- Some courses are restricted against each other because their content is similar. This means you can only choose one of the offered courses to study and credit to your qualification.
Compulsory courses (Choose 120 credits from)
Course code: 253740 Professional Development in Counselling I credits 30
The development of attitudes and skills for effective counselling practice, informed by current research and undertaken in the context of campus-based workshops and field-based supervised practice.View full course details
Course code: 253762 Professional Development in Counselling II credits 30
A continuation and integration of personal and professional development undertaken in Professional Development I whilst pursuing field-based practice and campus-based workshops.View full course details
Course code: 253800 Research Project in Counselling credits 45
A negotiated research project related to relevant aspects of counselling or counselling-related activity.View full course details
Course code: 267721 Research Methodologies in Education credits 15
An advanced study of quantitative, qualitative and mixed methods research design in education. Theoretical and practical issues of research are studied under three course themes: context for research, research designs, data collection and analysis.View full course details
Fees and scholarships
Fees, student loans and free fees scheme
Your tuition fees may be different depending on the courses you choose. Your exact fees will show once you have chosen your courses.

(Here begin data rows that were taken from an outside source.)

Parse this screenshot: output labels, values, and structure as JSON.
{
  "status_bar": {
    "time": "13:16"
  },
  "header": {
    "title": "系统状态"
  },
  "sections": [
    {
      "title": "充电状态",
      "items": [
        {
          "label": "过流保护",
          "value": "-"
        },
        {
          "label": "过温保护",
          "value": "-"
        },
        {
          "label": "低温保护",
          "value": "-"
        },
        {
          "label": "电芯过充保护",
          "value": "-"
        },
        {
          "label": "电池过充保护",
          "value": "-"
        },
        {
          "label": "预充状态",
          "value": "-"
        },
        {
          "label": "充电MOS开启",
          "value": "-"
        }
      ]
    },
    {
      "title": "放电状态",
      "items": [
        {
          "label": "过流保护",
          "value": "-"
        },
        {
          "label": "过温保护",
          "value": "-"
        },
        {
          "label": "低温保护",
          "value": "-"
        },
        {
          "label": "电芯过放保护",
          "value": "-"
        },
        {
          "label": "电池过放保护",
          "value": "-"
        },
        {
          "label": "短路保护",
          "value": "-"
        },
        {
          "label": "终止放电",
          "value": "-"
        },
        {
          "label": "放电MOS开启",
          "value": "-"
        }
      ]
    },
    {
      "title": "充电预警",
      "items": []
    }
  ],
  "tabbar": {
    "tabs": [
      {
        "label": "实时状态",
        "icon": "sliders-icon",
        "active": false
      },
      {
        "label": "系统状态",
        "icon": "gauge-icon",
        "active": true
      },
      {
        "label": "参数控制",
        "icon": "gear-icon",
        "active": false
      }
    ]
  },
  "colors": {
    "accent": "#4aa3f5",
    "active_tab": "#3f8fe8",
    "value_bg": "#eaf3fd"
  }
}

There will also be some compulsory non-tuition fees and for some courses, there may also be charges for things such as study resources, software, trips and contact workshops.

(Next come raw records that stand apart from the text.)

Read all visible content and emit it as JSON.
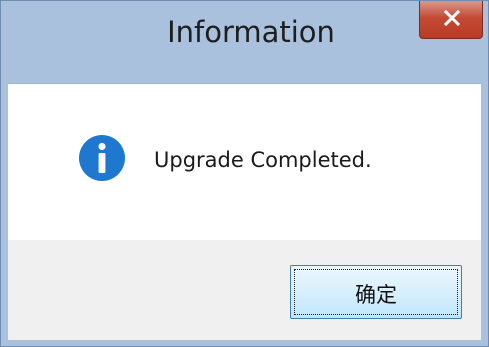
{
  "dialog": {
    "title": "Information",
    "message": "Upgrade Completed.",
    "ok_label": "确定",
    "close_icon": "close-icon",
    "info_icon": "info-icon"
  },
  "colors": {
    "info_blue": "#1e78cf",
    "close_red": "#c44a34",
    "frame": "#a9c1dd"
  }
}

- Get an estimate of the tuition fees for your qualification
- View a list of non-tuition fees that may be payable
Already know which courses you're going to choose?
You can view fees for the courses that make up your qualification on the course details pages.
Student loans (StudyLink) and Fees Free scheme
You may be eligible for a student loan to help towards paying your fees.
The New Zealand Government offers fees-free tertiary study for eligible domestic students. Find out more about the scheme and your eligibility on the Fees Free website. To use the site's eligibility checking tool, you will need your National Student Number.
Current and returning Massey students can find their National Student Number in the student portal.
Scholarship and award opportunitiesFind more scholarships and awards
This information is for estimation purposes only. Actual fees payable will be finalised on confirmation of enrolment. Unless otherwise stated, all fees shown are quoted in New Zealand dollars and include Goods and Services Tax, if any. Before relying on any information on these pages you should also read the University's Disclaimer Notice.
Careers and job opportunities
Nāu te rourou, nāku te rourou, ka ora ai te iwi.
With your contributions together with mine, our people will thrive.
Graduates of the Master of Counselling Studies will be professionally prepared to contribute to counselling service delivery within a variety of wellness and mental health services. These could be in school settings, community agencies, addiction/recovery centres, crisis programmes, residential programmes, or in private practice.
Many individuals and communities experience traumatic or challenging events, encounter loss/grief, and/or grapple with addictions. They typically seek more purposeful lives and how to better relate in their intimate, personal, and professional/work/career-related relationships. While this qualification focuses on wellbeing and optimal growth, a trauma informed, post-traumatic growth approach is included within the training.
The qualification maintains a primary focus on wellbeing, healing, and the restoration and affirmation of human dignity. Students will have opportunities to become aware of various practice modalities, including those established within the counselling traditions, and those emerging within indigenous frameworks. Tihei-Wa Mauri Ora, a “construct that shows a life continuum, where periods of light and darkness are normalised as proper and valid, given their space and time in [people’s] lives.” (Teina Piripi & Vivienne Body, New Zealand Journal of Counselling, 2010, v.30 n.1, pp.34-46).